Chris Pureka with Kym Register (of Meltdown Rodeo)
doors at 7:30pm
$24 day of show
$2 off for SPACE members
*Accessibility performance*: This show will include two American Sign Language (ASL) interpreters present for our deaf and hard of hearing communities.
It’s rare for an artist to bridge the divide between critical acclaim and dedicated fan engagement. Chris Pureka is a Portland, Oregon-based singer-songwriter whose body of work has resonated deeply with these seemingly disparate milieus. Their music has straddled the folk, Americana and indie rock genres over the course of their 20-year career, and over that time, their bold vulnerability in processing the intimacies of life in song has struck a chord with those listeners who crave authenticity and depth.
Chris’s elegant emotionality as a vocalist and flair as a lyricist have garnered favorable comparisons to Chan Marshall, Bruce Springsteen, and Patty Griffin. Over many years touring both sides of the Atlantic, they have shared the stage with such diverse and esteemed artists as The Lumineers, Gregory Alan Isakov, The Cowboy Junkies, Haley Heynderickx, and Ani DiFranco. Pureka has had songs featured on such television shows as Brothers and Sisters, Covert Affairs and Shameless and well as a song featured in the Sundance featured indie film, The Royal Road. Along the way, Chris has remained truly independent, selling nearly 50,000 albums through their own label, Sad Rabbit Records.
Kym Register + Meltdown Rodeo
Sometimes the process of mining for melody in words eviscerates the raconteur, gutting them like a tornado through a trailer park. Sometimes, “the truth” is a revival of shit rather forgotten, igniting a coward’s desire to look away. With “Meltdown Rodeo,” Kym Register foregoes such consolatory diversions for visceral scrutiny and unbroken stares. The result is a body of tunes that forages the American south, dislodging its ducked bullets from pearly white sand.
According to Register, “Scottsboro,” the album’s opener, was years in the making. It recounts the little known history of “The Scottsboro Boys,” nine Black men falsely accused of raping a pair of white women in hyperpyrexic 1930’s Alabama. One accuser eventually admitted the allegations were bullshit, but, for Black men in the Jim Crow south (as it is now), any assumptions of guilt are soon proven a permanent brand.

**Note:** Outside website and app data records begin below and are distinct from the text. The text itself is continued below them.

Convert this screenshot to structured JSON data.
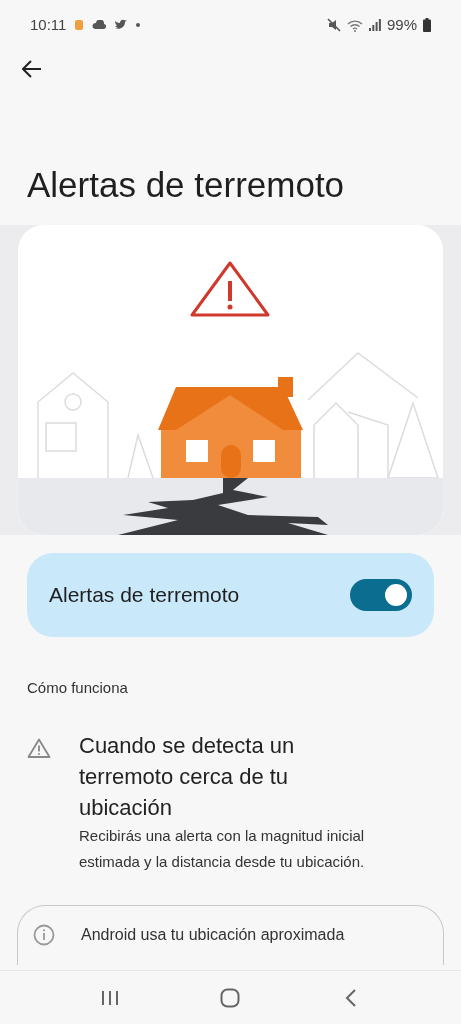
{
  "status_bar": {
    "time": "10:11",
    "battery": "99%"
  },
  "title": "Alertas de terremoto",
  "main_toggle": {
    "label": "Alertas de terremoto",
    "on": true
  },
  "section_heading": "Cómo funciona",
  "items": [
    {
      "title": "Cuando se detecta un terremoto cerca de tu ubicación",
      "description": "Recibirás una alerta con la magnitud inicial estimada y la distancia desde tu ubicación."
    }
  ],
  "info_card": {
    "text": "Android usa tu ubicación aproximada"
  }
}
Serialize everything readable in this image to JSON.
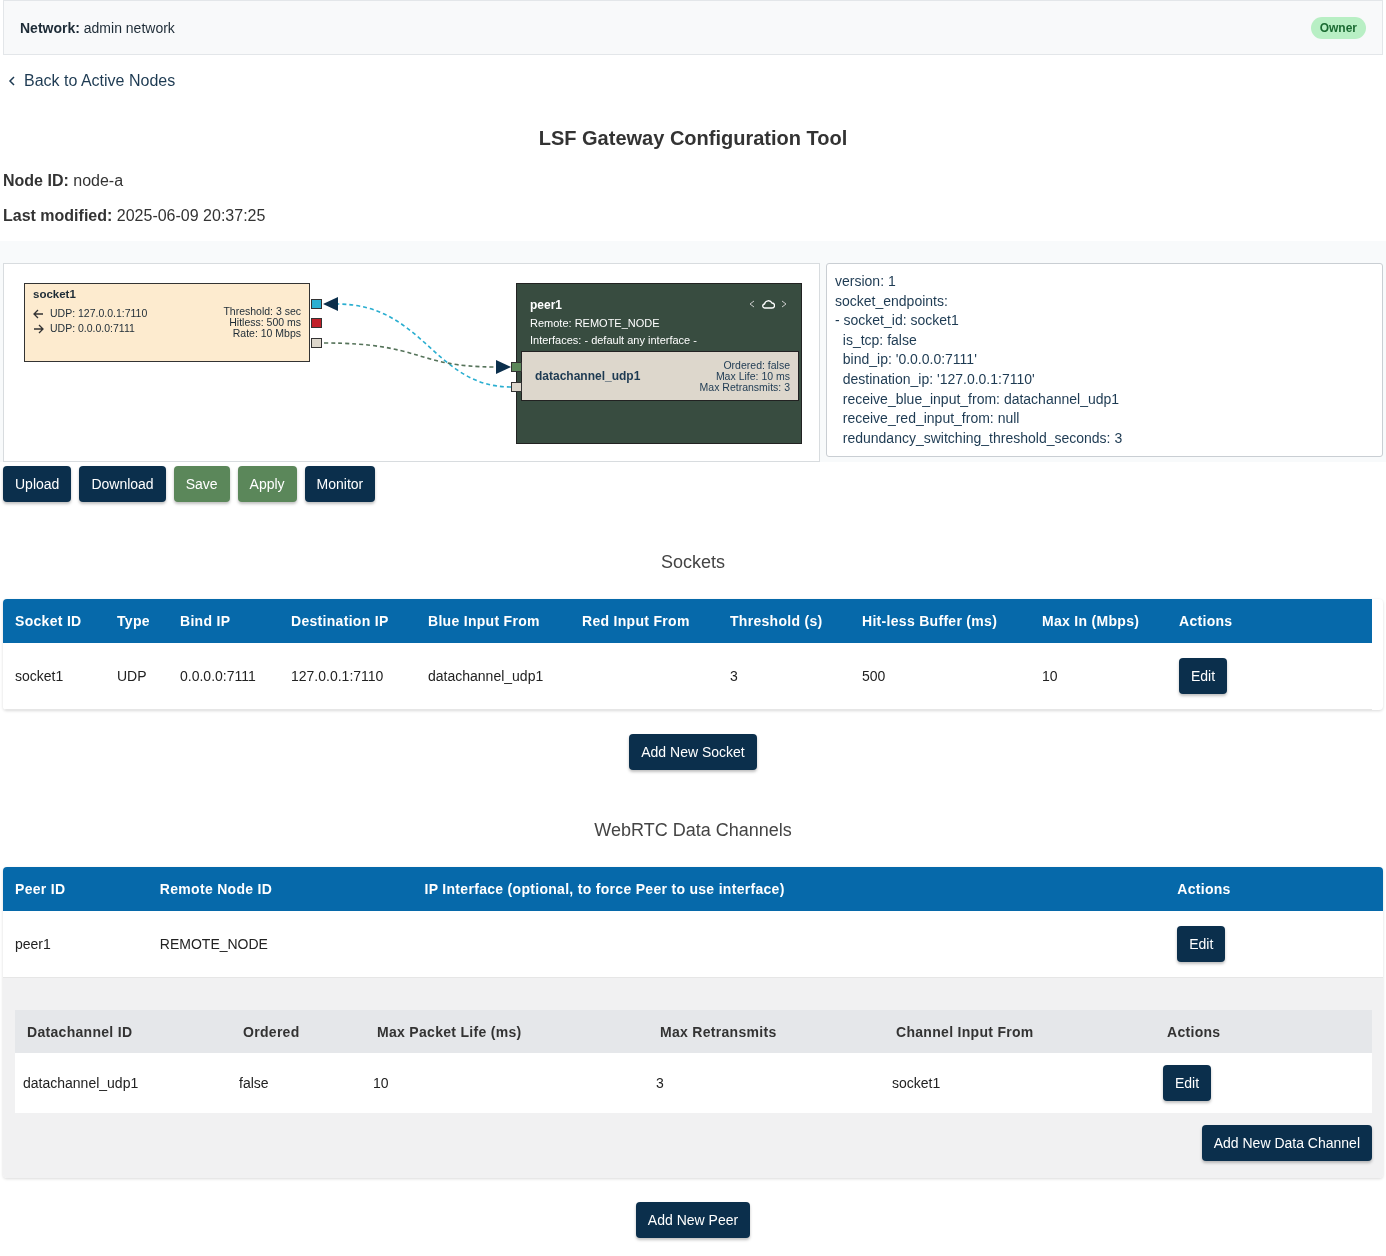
{
  "network": {
    "label": "Network:",
    "value": "admin network"
  },
  "role_badge": "Owner",
  "back_link": "Back to Active Nodes",
  "title": "LSF Gateway Configuration Tool",
  "node_id": {
    "label": "Node ID:",
    "value": "node-a"
  },
  "last_modified": {
    "label": "Last modified:",
    "value": "2025-06-09 20:37:25"
  },
  "diagram": {
    "socket": {
      "id": "socket1",
      "endpoints": [
        {
          "kind": "in",
          "text": "UDP: 127.0.0.1:7110"
        },
        {
          "kind": "out",
          "text": "UDP: 0.0.0.0:7111"
        }
      ],
      "stats": [
        "Threshold: 3 sec",
        "Hitless: 500 ms",
        "Rate: 10 Mbps"
      ]
    },
    "peer": {
      "id": "peer1",
      "remote": "Remote: REMOTE_NODE",
      "interfaces": "Interfaces: - default any interface -",
      "channel": {
        "id": "datachannel_udp1",
        "stats": [
          "Ordered: false",
          "Max Life: 10 ms",
          "Max Retransmits: 3"
        ]
      }
    }
  },
  "yaml_lines": [
    "version: 1",
    "socket_endpoints:",
    "- socket_id: socket1",
    "  is_tcp: false",
    "  bind_ip: '0.0.0.0:7111'",
    "  destination_ip: '127.0.0.1:7110'",
    "  receive_blue_input_from: datachannel_udp1",
    "  receive_red_input_from: null",
    "  redundancy_switching_threshold_seconds: 3"
  ],
  "toolbar": [
    {
      "label": "Upload",
      "kind": "primary"
    },
    {
      "label": "Download",
      "kind": "primary"
    },
    {
      "label": "Save",
      "kind": "success"
    },
    {
      "label": "Apply",
      "kind": "success"
    },
    {
      "label": "Monitor",
      "kind": "primary"
    }
  ],
  "sockets": {
    "heading": "Sockets",
    "columns": [
      "Socket ID",
      "Type",
      "Bind IP",
      "Destination IP",
      "Blue Input From",
      "Red Input From",
      "Threshold (s)",
      "Hit-less Buffer (ms)",
      "Max In (Mbps)",
      "Actions"
    ],
    "rows": [
      {
        "cells": [
          "socket1",
          "UDP",
          "0.0.0.0:7111",
          "127.0.0.1:7110",
          "datachannel_udp1",
          null,
          "3",
          "500",
          "10"
        ],
        "action": "Edit"
      }
    ],
    "add_button": "Add New Socket"
  },
  "webrtc": {
    "heading": "WebRTC Data Channels",
    "columns": [
      "Peer ID",
      "Remote Node ID",
      "IP Interface (optional, to force Peer to use interface)",
      "Actions"
    ],
    "rows": [
      {
        "cells": [
          "peer1",
          "REMOTE_NODE",
          null
        ],
        "action": "Edit",
        "datachannels": {
          "columns": [
            "Datachannel ID",
            "Ordered",
            "Max Packet Life (ms)",
            "Max Retransmits",
            "Channel Input From",
            "Actions"
          ],
          "rows": [
            {
              "cells": [
                "datachannel_udp1",
                "false",
                "10",
                "3",
                "socket1"
              ],
              "action": "Edit"
            }
          ],
          "add_button": "Add New Data Channel"
        }
      }
    ],
    "add_button": "Add New Peer"
  }
}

Register wails against America’s foremost refrains –jury and peers and whole truths– in lyrics hefty with reconciliation and metaphor. “A blind eye, A blind eye is all justice knows/ Of the truth of what happened in Scottsboro/ Come on now, this story’s not that old.” Contrary to Register’s demand for account, the American south knows no shame.
Whether grappling with the constrictions of gender expressions on dating apps (“How Do You See Me”), evoking the semi-autobiographical loneliness of Dorothy Allison’s Carolina bastards (“Maureen”), or daring white folks to “get right with their history of compliance in racial capitalism” (“Loamlands”), Register affirms that songwriting, at its best, is a gross but necessary confrontation.
Ultimately Register and Meltdown Rodeo (both the newly named band and album) have
achieved in eleven songs something the south has only half-heartedly attempted—undoing generational curses by retiring “bless your heart” lip service.
Damn if we can’t all benefit from a little melting down.